Illinois’ fiscal shenanigans highlight need for a new federal transportation strategy
By Chrissy Mancini Nichols
Jun 13, 2011
This post first appeared at metroplanning.org
Before they adjourned for the summer, the Illinois General Assembly approved a $33.2 billion Fiscal Year (FY) 2012 state budget - $2 billion less than what Gov. Quinn originally proposed and just shy of the $33.5 billion FY 2011 budget.
Though the Senate passed the budget bill, Senators thought the budget was “incomplete.” To restore some of the budget cuts to education and human services, they tacked on a $430 million amendment to the FY 2012 capital construction reauthorization that had already passed in the House. The capital construction reauthorization would allow the state to continue funding construction projects such as roads, bridges, and university infrastructure.
However, the House voted to non-concur on the $430 million amendment to the capital construction reauthorization and sent it back to the Senate. The Senate adjourned without taking final action, which means funding for capital construction projects will dry up at the end of the FY 2011 fiscal year, June 30, unless the General Assembly reconvenes to pass the bill.
Lawmakers did approve and send to the Governor’s desk an extension of the state’s lapse period, the time the state has after the close of the fiscal year to continue paying off bills from that fiscal year. The House maintains the extension allows the Governor to continue appropriating funding for construction projects over the next six months. The Governor’s office, however, has a different opinion. They contend that while the lapse period bill allows the state until Dec. 31 to pay contractors on existing FY 2011 construction projects, they have no authority to spend additional dollars after June 30, the start of FY2012. The Governor said he will begin the process of shutting down construction projects on Friday. According to the Illinois Road and Transportation Builders Association, a full shutdown will cost 31,000 jobs.

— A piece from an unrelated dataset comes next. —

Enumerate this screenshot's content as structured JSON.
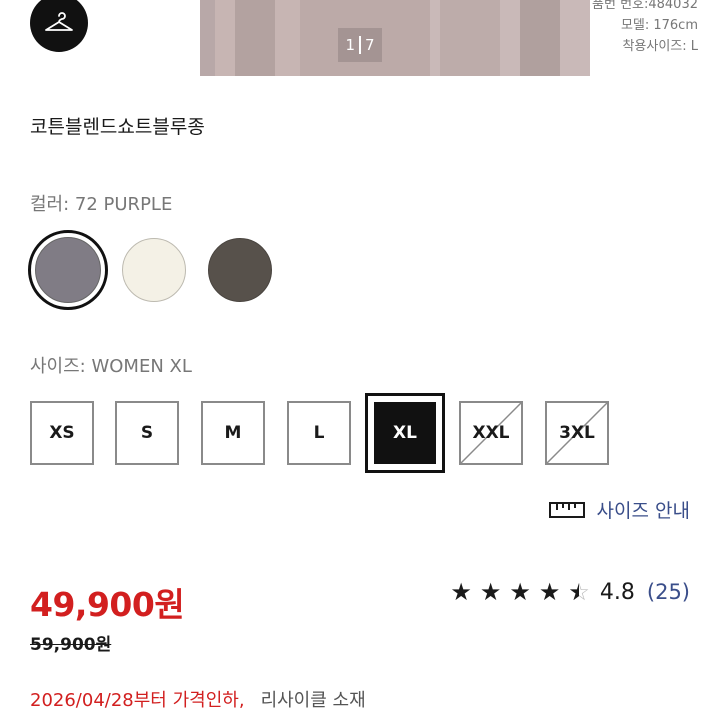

This issue puts the FY 2012 budget that sits on the Governor’s desk in limbo. Gov. Quinn, like the Senate, said that budget is “unfinished,” and most likely wants the $430 million in spending for education and human services (though reports are that number has whittled down to $280 million) to be approved by the House. Thus, both the FY 2012 budget and construction reauthorization remain uncertain. Quinn said he would work with legislators on both matters and most likely will return to Springfield in summer legislative sessions.
This situation highlights the importance of reliable federal funding to keep construction projects moving forward. With the full Illinois Jobs Now! state capital program in judicial limbo and even the state’s capital reauthorization uncertain, a multi-year federal transportation program is important to keep badly needed construction dollars flowing to the region. The Chicago Metropolitan Agency for Planning identified $80 billion in transportation infrastructure needs in Chicagoland through 2040. The top five priorities alone cost $10.5 billion and include critically needed investments such as the Elgin-O’Hare Western Bypass and the Chicago Transit Authority Red Line extension.
Bipartisan leaders in the U.S. Senate are moving forward on a multi-year bill that could be introduced this week. MPC submitted testimony to U.S. Rep. John Mica (R- Fla.), new chairman of the House Transportation and Infrastructure Committee, supporting an approach to the federal bill that is strategic, reduces gridlock and the demand for costly transportation expenditures, makes existing transportation infrastructure more efficient, creates new financing tools, and demonstrates the value of innovative investments. We will continue to work with Transportation for America, a national collation to advocate for a new federal transportation investment strategy, through the summer.